If we consider dharma training as the dam, its most powerful contemporary vehicle for spiritual practitioners in the world is karma yoga, the path of service. Historically service took place as part of training, either in monasteries or by yogic withdrawal to forests, cave, mountains and deserts.
Our current dilemma is that our busy, complicated and stressful lives often manifest as leaks. But do they have to?
In a monastery we are trained to be ever mindful, do our particular practice, work with concentration, determination and commitment, enthusiasm and (yes) joy. We are instructed to focus on compassion and loving-kindness and to treat the Golden Rule as sacrosanct. It’s a full time occupation with few breaks or interruptions. There is little room for debate, argument or second-guessing. And as a system, for thousands of years it produced many clearer, brighter, more caring and even awakened beings, particularly in the East.
Let’s look at the key words here – concentration, determination, commitment, enthusiasm, joy, compassion, loving kindness and full engagement. These are the keys to ‘successful’ practice and, ultimately, awakening itself.
A daily practice and regular meditation retreats helps the transcendental energy build, but it won’t get the water over the dam. It helps us to maintain a relatively good state – wonderful in a troubled world – but it may be shaky when subject to harsh conditions such as the stress of divorce, unemployment or illness and death.
Our practice requires regular and serious challenges to make it unassailable.
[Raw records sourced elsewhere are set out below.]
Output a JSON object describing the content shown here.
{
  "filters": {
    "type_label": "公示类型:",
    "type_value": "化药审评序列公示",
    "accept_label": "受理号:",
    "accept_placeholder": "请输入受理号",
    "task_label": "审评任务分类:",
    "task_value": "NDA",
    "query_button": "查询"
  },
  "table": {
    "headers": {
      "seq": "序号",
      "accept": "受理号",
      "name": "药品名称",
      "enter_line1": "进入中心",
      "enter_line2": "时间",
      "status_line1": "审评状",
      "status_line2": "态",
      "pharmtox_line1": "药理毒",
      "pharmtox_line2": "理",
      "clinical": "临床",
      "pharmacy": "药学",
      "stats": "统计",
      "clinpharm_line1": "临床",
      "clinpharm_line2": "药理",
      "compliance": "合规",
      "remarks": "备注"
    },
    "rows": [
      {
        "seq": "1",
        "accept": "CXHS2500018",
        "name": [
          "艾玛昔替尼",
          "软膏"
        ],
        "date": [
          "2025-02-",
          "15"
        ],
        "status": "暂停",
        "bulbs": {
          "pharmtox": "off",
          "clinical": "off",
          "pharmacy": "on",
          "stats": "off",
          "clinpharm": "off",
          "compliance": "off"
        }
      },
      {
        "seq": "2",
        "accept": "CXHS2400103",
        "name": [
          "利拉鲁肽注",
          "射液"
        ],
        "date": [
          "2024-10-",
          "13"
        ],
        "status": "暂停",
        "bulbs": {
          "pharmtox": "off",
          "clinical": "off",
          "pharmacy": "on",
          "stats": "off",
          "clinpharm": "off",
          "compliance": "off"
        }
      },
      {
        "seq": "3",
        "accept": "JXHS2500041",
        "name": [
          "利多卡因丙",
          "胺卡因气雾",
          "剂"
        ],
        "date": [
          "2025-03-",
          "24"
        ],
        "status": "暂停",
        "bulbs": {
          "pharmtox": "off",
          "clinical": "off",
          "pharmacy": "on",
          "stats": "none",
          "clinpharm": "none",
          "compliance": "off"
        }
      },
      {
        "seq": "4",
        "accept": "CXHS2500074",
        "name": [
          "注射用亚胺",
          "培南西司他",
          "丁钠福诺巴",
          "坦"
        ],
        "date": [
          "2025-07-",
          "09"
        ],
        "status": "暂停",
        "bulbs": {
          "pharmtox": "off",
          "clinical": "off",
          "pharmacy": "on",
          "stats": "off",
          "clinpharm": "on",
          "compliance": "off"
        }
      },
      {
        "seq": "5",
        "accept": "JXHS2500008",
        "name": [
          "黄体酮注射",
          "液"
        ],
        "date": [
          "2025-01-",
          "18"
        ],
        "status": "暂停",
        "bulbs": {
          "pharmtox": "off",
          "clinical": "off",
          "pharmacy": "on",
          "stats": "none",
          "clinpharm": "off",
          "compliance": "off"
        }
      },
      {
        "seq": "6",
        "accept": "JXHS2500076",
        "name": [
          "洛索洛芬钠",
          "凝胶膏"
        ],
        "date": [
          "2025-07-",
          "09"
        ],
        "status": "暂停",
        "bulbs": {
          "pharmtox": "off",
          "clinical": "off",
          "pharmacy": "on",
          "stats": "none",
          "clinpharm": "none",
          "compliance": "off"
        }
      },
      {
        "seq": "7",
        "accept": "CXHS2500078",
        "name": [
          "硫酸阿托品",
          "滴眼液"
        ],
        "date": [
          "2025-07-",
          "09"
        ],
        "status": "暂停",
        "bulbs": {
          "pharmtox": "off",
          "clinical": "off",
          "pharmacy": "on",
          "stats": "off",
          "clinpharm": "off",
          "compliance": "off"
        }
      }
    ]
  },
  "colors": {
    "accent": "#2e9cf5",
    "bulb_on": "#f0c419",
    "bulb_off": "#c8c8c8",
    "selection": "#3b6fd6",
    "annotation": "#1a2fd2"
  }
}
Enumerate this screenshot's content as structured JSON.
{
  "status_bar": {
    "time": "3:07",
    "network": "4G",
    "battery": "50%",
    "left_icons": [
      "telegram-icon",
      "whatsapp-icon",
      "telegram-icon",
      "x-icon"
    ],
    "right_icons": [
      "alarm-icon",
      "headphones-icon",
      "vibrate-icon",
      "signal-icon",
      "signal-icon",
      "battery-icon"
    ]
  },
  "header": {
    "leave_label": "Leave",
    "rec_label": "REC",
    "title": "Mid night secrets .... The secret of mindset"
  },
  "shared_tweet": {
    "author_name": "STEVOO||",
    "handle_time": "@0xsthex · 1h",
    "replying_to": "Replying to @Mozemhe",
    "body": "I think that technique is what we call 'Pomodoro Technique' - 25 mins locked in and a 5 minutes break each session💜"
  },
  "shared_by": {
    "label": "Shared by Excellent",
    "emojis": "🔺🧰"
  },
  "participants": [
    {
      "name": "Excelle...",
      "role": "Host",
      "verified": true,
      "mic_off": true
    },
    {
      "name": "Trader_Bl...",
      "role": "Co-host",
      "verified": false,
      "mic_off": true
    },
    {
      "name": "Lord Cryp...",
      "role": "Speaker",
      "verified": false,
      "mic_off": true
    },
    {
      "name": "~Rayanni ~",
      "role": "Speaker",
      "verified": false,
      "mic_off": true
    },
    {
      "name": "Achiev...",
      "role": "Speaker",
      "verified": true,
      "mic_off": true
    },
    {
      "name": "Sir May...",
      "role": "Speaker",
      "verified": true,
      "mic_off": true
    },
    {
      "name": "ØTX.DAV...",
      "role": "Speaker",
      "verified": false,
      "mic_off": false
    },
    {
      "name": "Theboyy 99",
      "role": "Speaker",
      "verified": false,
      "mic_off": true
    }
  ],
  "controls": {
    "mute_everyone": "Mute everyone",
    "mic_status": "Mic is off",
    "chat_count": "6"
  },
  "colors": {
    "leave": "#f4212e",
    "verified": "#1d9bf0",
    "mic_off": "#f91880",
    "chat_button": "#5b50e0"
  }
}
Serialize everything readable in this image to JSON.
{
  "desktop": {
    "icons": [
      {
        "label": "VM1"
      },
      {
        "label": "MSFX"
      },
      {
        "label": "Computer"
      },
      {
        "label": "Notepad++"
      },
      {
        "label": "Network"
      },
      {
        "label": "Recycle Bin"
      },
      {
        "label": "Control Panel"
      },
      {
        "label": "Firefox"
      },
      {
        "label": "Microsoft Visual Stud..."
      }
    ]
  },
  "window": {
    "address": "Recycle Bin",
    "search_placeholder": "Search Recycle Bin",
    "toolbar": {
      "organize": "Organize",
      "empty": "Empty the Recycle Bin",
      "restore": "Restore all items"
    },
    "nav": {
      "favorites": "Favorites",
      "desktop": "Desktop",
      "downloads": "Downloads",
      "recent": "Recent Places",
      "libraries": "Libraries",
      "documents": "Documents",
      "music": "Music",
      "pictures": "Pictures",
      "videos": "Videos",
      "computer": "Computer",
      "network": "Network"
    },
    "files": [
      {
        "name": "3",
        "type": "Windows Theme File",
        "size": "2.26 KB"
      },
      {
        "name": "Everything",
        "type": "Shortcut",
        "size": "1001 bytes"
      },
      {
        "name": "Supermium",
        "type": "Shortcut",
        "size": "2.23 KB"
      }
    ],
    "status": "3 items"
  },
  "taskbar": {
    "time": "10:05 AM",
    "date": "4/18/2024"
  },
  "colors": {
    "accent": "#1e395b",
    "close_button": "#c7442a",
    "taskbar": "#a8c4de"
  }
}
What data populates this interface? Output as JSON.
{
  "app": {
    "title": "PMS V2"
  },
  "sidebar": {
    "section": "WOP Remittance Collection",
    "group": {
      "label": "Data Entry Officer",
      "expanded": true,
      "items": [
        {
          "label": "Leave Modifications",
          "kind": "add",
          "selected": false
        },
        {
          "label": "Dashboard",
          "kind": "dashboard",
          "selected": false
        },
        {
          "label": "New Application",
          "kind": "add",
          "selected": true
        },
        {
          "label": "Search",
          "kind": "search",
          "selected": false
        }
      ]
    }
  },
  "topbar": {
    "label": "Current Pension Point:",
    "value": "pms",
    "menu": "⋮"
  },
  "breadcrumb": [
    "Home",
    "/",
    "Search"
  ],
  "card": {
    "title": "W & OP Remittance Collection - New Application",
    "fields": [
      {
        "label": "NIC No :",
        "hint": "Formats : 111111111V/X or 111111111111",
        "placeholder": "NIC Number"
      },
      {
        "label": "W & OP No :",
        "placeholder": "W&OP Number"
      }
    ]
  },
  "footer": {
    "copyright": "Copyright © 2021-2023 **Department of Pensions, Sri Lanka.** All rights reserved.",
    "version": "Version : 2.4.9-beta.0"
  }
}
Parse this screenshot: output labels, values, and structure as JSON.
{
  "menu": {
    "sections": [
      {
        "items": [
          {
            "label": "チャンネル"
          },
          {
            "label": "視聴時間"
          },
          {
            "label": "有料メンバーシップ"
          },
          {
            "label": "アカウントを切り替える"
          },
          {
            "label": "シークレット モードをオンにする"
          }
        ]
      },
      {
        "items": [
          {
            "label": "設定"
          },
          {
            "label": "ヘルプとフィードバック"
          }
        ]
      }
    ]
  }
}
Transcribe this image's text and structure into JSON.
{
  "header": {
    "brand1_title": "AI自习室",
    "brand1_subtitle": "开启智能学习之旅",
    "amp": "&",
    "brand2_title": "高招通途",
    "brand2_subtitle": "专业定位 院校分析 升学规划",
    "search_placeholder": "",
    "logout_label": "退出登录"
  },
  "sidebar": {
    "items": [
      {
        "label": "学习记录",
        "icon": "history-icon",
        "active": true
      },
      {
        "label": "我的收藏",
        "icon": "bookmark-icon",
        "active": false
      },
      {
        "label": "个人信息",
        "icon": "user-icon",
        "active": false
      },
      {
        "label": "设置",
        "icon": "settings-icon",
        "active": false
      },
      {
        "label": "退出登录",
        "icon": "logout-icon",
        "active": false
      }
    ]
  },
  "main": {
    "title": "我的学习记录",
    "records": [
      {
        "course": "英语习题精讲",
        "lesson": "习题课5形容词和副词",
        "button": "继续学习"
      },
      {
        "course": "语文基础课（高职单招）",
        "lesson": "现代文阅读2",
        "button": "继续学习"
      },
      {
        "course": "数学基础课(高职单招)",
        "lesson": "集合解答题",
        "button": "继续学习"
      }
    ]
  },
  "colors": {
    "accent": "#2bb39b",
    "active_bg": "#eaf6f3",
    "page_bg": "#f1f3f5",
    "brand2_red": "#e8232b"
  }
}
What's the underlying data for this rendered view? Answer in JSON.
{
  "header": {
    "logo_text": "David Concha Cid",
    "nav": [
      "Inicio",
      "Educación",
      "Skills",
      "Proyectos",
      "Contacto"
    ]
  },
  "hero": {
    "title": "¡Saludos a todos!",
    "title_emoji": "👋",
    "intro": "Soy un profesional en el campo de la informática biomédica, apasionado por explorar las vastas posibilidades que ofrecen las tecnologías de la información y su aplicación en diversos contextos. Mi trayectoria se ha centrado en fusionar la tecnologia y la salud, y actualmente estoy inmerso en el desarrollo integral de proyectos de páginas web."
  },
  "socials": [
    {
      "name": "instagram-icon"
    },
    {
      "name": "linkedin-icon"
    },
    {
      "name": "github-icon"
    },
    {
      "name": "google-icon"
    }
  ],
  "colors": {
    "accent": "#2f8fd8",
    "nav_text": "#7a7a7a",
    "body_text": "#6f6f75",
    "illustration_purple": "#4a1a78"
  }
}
When we intentionally undertake these challenges by overcoming our fears – whether it be going skydiving, going a day without coffee, wearing clothes we don’t think of as suiting ‘us’, or generally doing things to purposefully stretch our comfort zones – then we’re in a stronger place to respond to the discomfiting situations that life can sometimes deliver us.
Interestingly, mindfulness, concentration, determination, enthusiasm, etc. are also required for success and satisfaction at our workplace.
However, the motivation is different, and so is the goal. In business it’s generally success and profit measured by income and market share. In the monastery it’s awakening and compassion measured by mindfulness and interdependence.
Nowadays few of us want to live and practice in monasteries, or feel that it’s even possible; most of us feel we need to make a living and develop a career. Still, we may desire a richer spiritual life, a wellspring to nourish our hearts and souls from day to day.
How then can we build a bridge?
Article by Doug Duncan and Catherine Pawasarat